Par for the course is one or two fish between 17-21″ in a day. Some days are far more productive, and some days the fish of a lifetime shows up. Getting skunked is normal too – even for highly skilled anglers. This is a big game hunt more so than a fishing trip. You wouldn’t expect to kill a big buck every day you deer hunt would you? You should expect to struggle in your pursuit of a monster brown trout, too. Don’t want to struggle? There are certainly more effective means of catching fish than fishing large streamers. Try downsizing the streamer for example, or indicator fishing with worm patterns, or, wait for the shad kill, when big browns feast on dead drifting minnows.
Lest anyone get huffy over the suggestion that streamer fishing is hard and other techniques are easy, please understand that these comments are not meant as a critique of differing skill levels and desires, and are not written from some “holier than thou” platform of streamer fishing ideology. To the contrary, these comments are intended to help clarify what to reasonably expect out of a highly pressured public fishery, and to help steer people in the direction of their respective satisfactions. After all we are a community of fishing guides here – our job is to educate and satisfy the varying interests of visiting anglers. Each individual visiting angler shows up with a different set of knowledge, skills, and expectations. Good fishing guides, like good coaches, know how to evaluate experience levels, develop skill sets, and manage expectations in ways that ultimately lead to happy customers, regardless of whether a trophy brown trout is landed or not.

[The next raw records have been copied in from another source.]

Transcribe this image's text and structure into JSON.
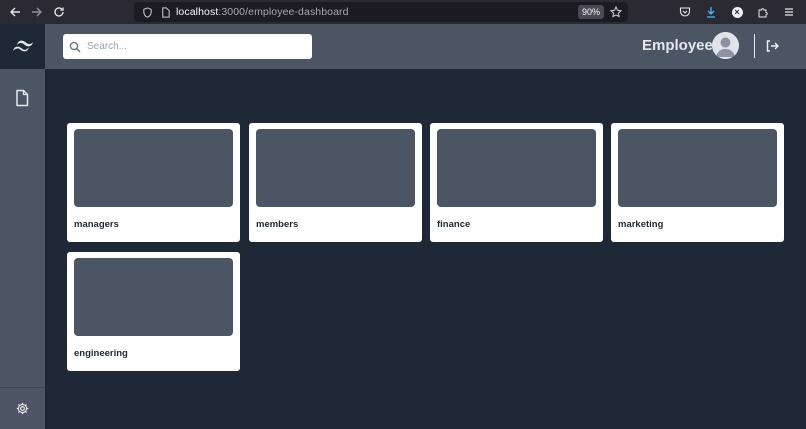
{
  "browser": {
    "url_host": "localhost",
    "url_path": ":3000/employee-dashboard",
    "zoom": "90%"
  },
  "header": {
    "search_placeholder": "Search...",
    "user_name": "Employee"
  },
  "sidebar": {
    "items": [
      {
        "icon": "document-icon"
      },
      {
        "icon": "gear-icon"
      }
    ]
  },
  "cards": [
    {
      "label": "managers"
    },
    {
      "label": "members"
    },
    {
      "label": "finance"
    },
    {
      "label": "marketing"
    },
    {
      "label": "engineering"
    }
  ],
  "colors": {
    "background": "#1f2836",
    "header": "#4b5563",
    "card": "#ffffff",
    "thumbnail": "#4b5563"
  }
}
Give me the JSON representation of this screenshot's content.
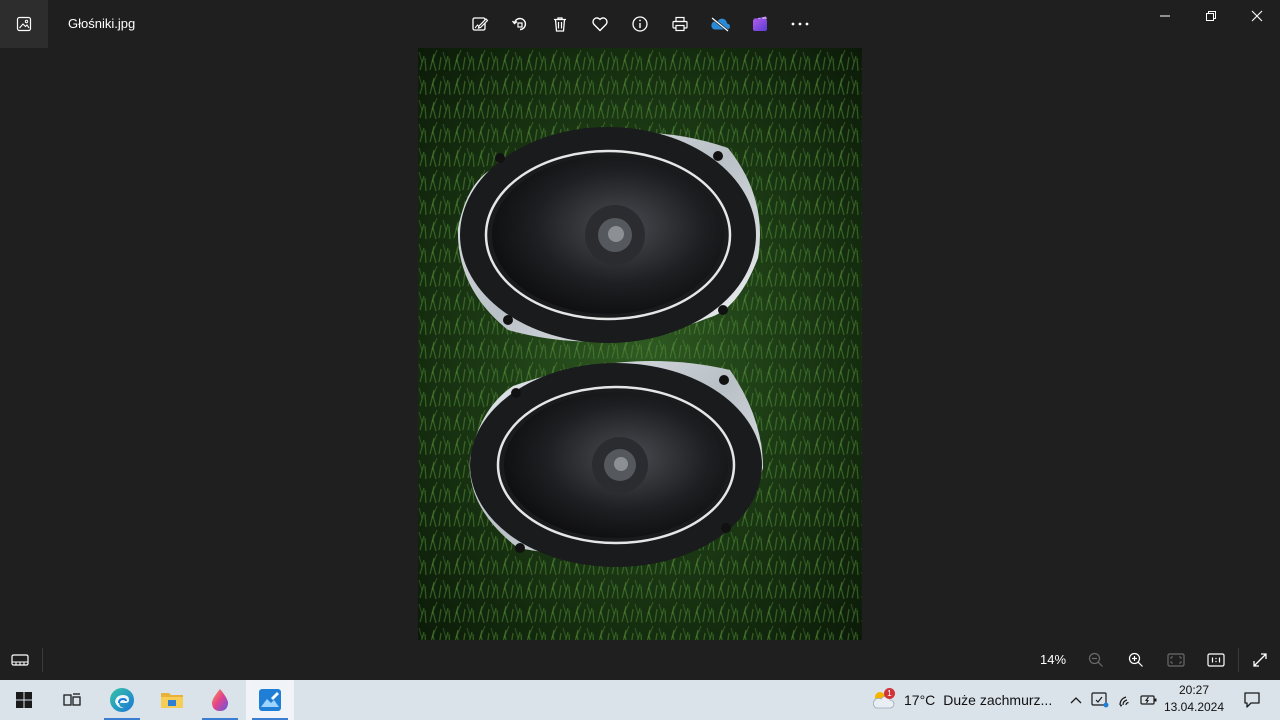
{
  "window": {
    "filename": "Głośniki.jpg"
  },
  "toolbar": {
    "items": [
      "edit-image-icon",
      "rotate-icon",
      "delete-icon",
      "favorite-icon",
      "info-icon",
      "print-icon",
      "onedrive-icon",
      "clipchamp-icon",
      "more-icon"
    ]
  },
  "bottombar": {
    "zoom": "14%"
  },
  "taskbar": {
    "weather_temp": "17°C",
    "weather_desc": "Duże zachmurz...",
    "weather_badge": "1",
    "time": "20:27",
    "date": "13.04.2024"
  },
  "colors": {
    "background": "#1f1f1f",
    "taskbar": "#dbe3ea",
    "accent": "#3b7ed1"
  }
}
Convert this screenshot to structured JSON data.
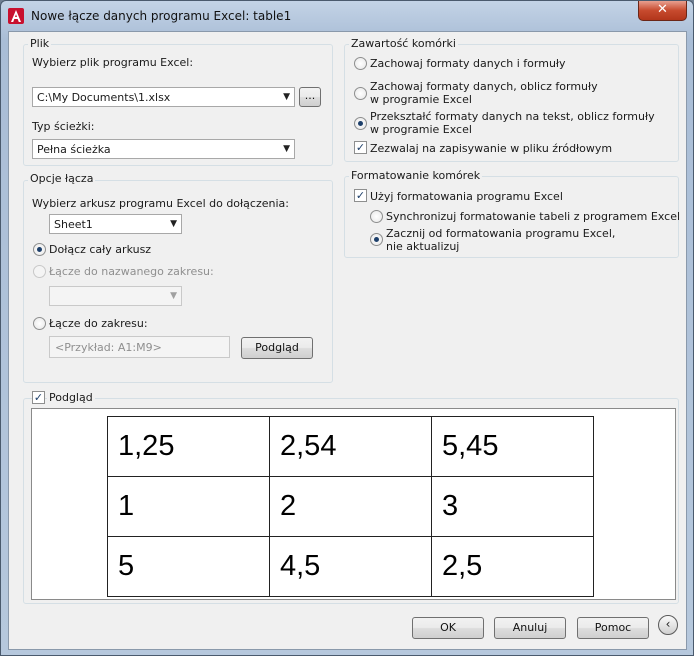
{
  "window": {
    "title": "Nowe łącze danych programu Excel: table1",
    "close_label": "✕"
  },
  "file": {
    "group_label": "Plik",
    "choose_file_label": "Wybierz plik programu Excel:",
    "file_path": "C:\\My Documents\\1.xlsx",
    "browse_label": "...",
    "path_type_label": "Typ ścieżki:",
    "path_type_value": "Pełna ścieżka"
  },
  "link_options": {
    "group_label": "Opcje łącza",
    "choose_sheet_label": "Wybierz arkusz programu Excel do dołączenia:",
    "sheet_value": "Sheet1",
    "link_whole_sheet": "Dołącz cały arkusz",
    "link_named_range": "Łącze do nazwanego zakresu:",
    "named_range_value": "",
    "link_range": "Łącze do zakresu:",
    "range_placeholder": "<Przykład: A1:M9>",
    "preview_button": "Podgląd",
    "selected": "whole_sheet"
  },
  "cell_contents": {
    "group_label": "Zawartość komórki",
    "opt_keep_formats": "Zachowaj formaty danych i formuły",
    "opt_keep_eval_line1": "Zachowaj formaty danych, oblicz formuły",
    "opt_keep_eval_line2": "w programie Excel",
    "opt_convert_line1": "Przekształć formaty danych na tekst, oblicz formuły",
    "opt_convert_line2": "w programie Excel",
    "allow_writeback": "Zezwalaj na zapisywanie w pliku źródłowym",
    "selected": "convert",
    "allow_writeback_checked": true
  },
  "cell_formatting": {
    "group_label": "Formatowanie komórek",
    "use_excel_formatting": "Użyj formatowania programu Excel",
    "use_excel_formatting_checked": true,
    "opt_sync": "Synchronizuj formatowanie tabeli z programem Excel",
    "opt_start_line1": "Zacznij od formatowania programu Excel,",
    "opt_start_line2": "nie aktualizuj",
    "selected": "start"
  },
  "preview": {
    "label": "Podgląd",
    "checked": true,
    "rows": [
      [
        "1,25",
        "2,54",
        "5,45"
      ],
      [
        "1",
        "2",
        "3"
      ],
      [
        "5",
        "4,5",
        "2,5"
      ]
    ]
  },
  "footer": {
    "ok": "OK",
    "cancel": "Anuluj",
    "help": "Pomoc",
    "collapse_icon": "‹"
  },
  "colors": {
    "title_gradient": "#b6c8dd",
    "close_button": "#c74a2e",
    "dialog_bg": "#f0f0f0"
  }
}
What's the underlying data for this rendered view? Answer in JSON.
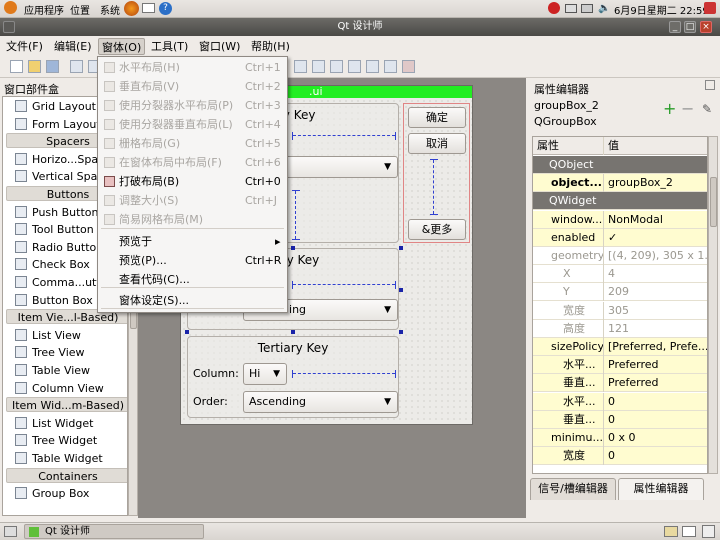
{
  "top_panel": {
    "menus": [
      "应用程序",
      "位置",
      "系统"
    ],
    "datetime": "6月9日星期二  22:59"
  },
  "window": {
    "title": "Qt 设计师"
  },
  "menubar": [
    "文件(F)",
    "编辑(E)",
    "窗体(O)",
    "工具(T)",
    "窗口(W)",
    "帮助(H)"
  ],
  "widget_box": {
    "title": "窗口部件盒",
    "items": [
      {
        "kind": "item",
        "label": "Grid Layout"
      },
      {
        "kind": "item",
        "label": "Form Layout"
      },
      {
        "kind": "cat",
        "label": "Spacers"
      },
      {
        "kind": "item",
        "label": "Horizo...Spacer"
      },
      {
        "kind": "item",
        "label": "Vertical Spacer"
      },
      {
        "kind": "cat",
        "label": "Buttons"
      },
      {
        "kind": "item",
        "label": "Push Button"
      },
      {
        "kind": "item",
        "label": "Tool Button"
      },
      {
        "kind": "item",
        "label": "Radio Button"
      },
      {
        "kind": "item",
        "label": "Check Box"
      },
      {
        "kind": "item",
        "label": "Comma...utton"
      },
      {
        "kind": "item",
        "label": "Button Box"
      },
      {
        "kind": "cat",
        "label": "Item Vie...l-Based)"
      },
      {
        "kind": "item",
        "label": "List View"
      },
      {
        "kind": "item",
        "label": "Tree View"
      },
      {
        "kind": "item",
        "label": "Table View"
      },
      {
        "kind": "item",
        "label": "Column View"
      },
      {
        "kind": "cat",
        "label": "Item Wid...m-Based)"
      },
      {
        "kind": "item",
        "label": "List Widget"
      },
      {
        "kind": "item",
        "label": "Tree Widget"
      },
      {
        "kind": "item",
        "label": "Table Widget"
      },
      {
        "kind": "cat",
        "label": "Containers"
      },
      {
        "kind": "item",
        "label": "Group Box"
      }
    ]
  },
  "form": {
    "title_fragment": ".ui",
    "primary_title": "ary Key",
    "primary_combo": "ding",
    "secondary_title": "dary Key",
    "secondary_order_label": "Order:",
    "secondary_order_value": "Ascending",
    "tertiary_title": "Tertiary Key",
    "column_label": "Column:",
    "column_value": "Hi",
    "order_label": "Order:",
    "order_value": "Ascending",
    "ok_button": "确定",
    "cancel_button": "取消",
    "more_button": "&更多"
  },
  "dropdown": {
    "items": [
      {
        "label": "水平布局(H)",
        "shortcut": "Ctrl+1",
        "disabled": true
      },
      {
        "label": "垂直布局(V)",
        "shortcut": "Ctrl+2",
        "disabled": true
      },
      {
        "label": "使用分裂器水平布局(P)",
        "shortcut": "Ctrl+3",
        "disabled": true
      },
      {
        "label": "使用分裂器垂直布局(L)",
        "shortcut": "Ctrl+4",
        "disabled": true
      },
      {
        "label": "栅格布局(G)",
        "shortcut": "Ctrl+5",
        "disabled": true
      },
      {
        "label": "在窗体布局中布局(F)",
        "shortcut": "Ctrl+6",
        "disabled": true
      },
      {
        "label": "打破布局(B)",
        "shortcut": "Ctrl+0",
        "disabled": false
      },
      {
        "label": "调整大小(S)",
        "shortcut": "Ctrl+J",
        "disabled": true
      },
      {
        "label": "简易网格布局(M)",
        "shortcut": "",
        "disabled": true
      },
      {
        "label": "预览于",
        "shortcut": "▸",
        "disabled": false
      },
      {
        "label": "预览(P)...",
        "shortcut": "Ctrl+R",
        "disabled": false
      },
      {
        "label": "查看代码(C)...",
        "shortcut": "",
        "disabled": false
      },
      {
        "label": "窗体设定(S)...",
        "shortcut": "",
        "disabled": false
      }
    ]
  },
  "property_editor": {
    "title": "属性编辑器",
    "object_name": "groupBox_2",
    "class_name": "QGroupBox",
    "header_prop": "属性",
    "header_value": "值",
    "rows": [
      {
        "t": "sec",
        "n": "QObject",
        "v": ""
      },
      {
        "t": "y",
        "n": "object...",
        "v": "groupBox_2"
      },
      {
        "t": "sec",
        "n": "QWidget",
        "v": ""
      },
      {
        "t": "y",
        "n": "window...",
        "v": "NonModal"
      },
      {
        "t": "y",
        "n": "enabled",
        "v": "✓"
      },
      {
        "t": "g",
        "n": "geometry",
        "v": "[(4, 209), 305 x 1..."
      },
      {
        "t": "g",
        "n": "X",
        "v": "4"
      },
      {
        "t": "g",
        "n": "Y",
        "v": "209"
      },
      {
        "t": "g",
        "n": "宽度",
        "v": "305"
      },
      {
        "t": "g",
        "n": "高度",
        "v": "121"
      },
      {
        "t": "y",
        "n": "sizePolicy",
        "v": "[Preferred, Prefe..."
      },
      {
        "t": "y",
        "n": "水平...",
        "v": "Preferred"
      },
      {
        "t": "y",
        "n": "垂直...",
        "v": "Preferred"
      },
      {
        "t": "y",
        "n": "水平...",
        "v": "0"
      },
      {
        "t": "y",
        "n": "垂直...",
        "v": "0"
      },
      {
        "t": "y",
        "n": "minimu...",
        "v": "0 x 0"
      },
      {
        "t": "y",
        "n": "宽度",
        "v": "0"
      }
    ],
    "tab_signals": "信号/槽编辑器",
    "tab_props": "属性编辑器"
  },
  "taskbar": {
    "task_label": "Qt 设计师"
  }
}
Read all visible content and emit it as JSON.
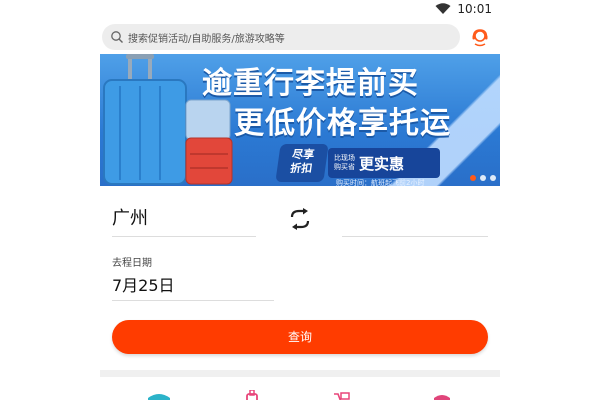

And now, some updates on current conditions:
Considerable rainfall in the past couple days has muddied up Crooked Creek and Buffalo River again, rendering the lower sections of the White River tailwater temporarily unfishable; expect it will take a few days for clarity in the lower river to improve. Dam to Rim Shoals is fine on water clarity, and so is the Norfork tailwater. Both are running clear and stable – White River at 16,000cfs and Norfork at 6,000cfs (Norfork down to 3,500cfs as of noon today, however). Runoff from smaller tributaries should trigger a good bite on worm patterns for a while; try red, pink, and natural worms on long leaders with ample split shot. Streamer fishing of course is a popular way to target big browns specifically, and big damn fish have been caught on local favorites like CJ’s Sluggo and Big Johnson, Dally’s Twerking Minnow and Tiny Dancer, Lafkas’ Modern Deceiver, Super Cougar, and Lovechild Sculpin.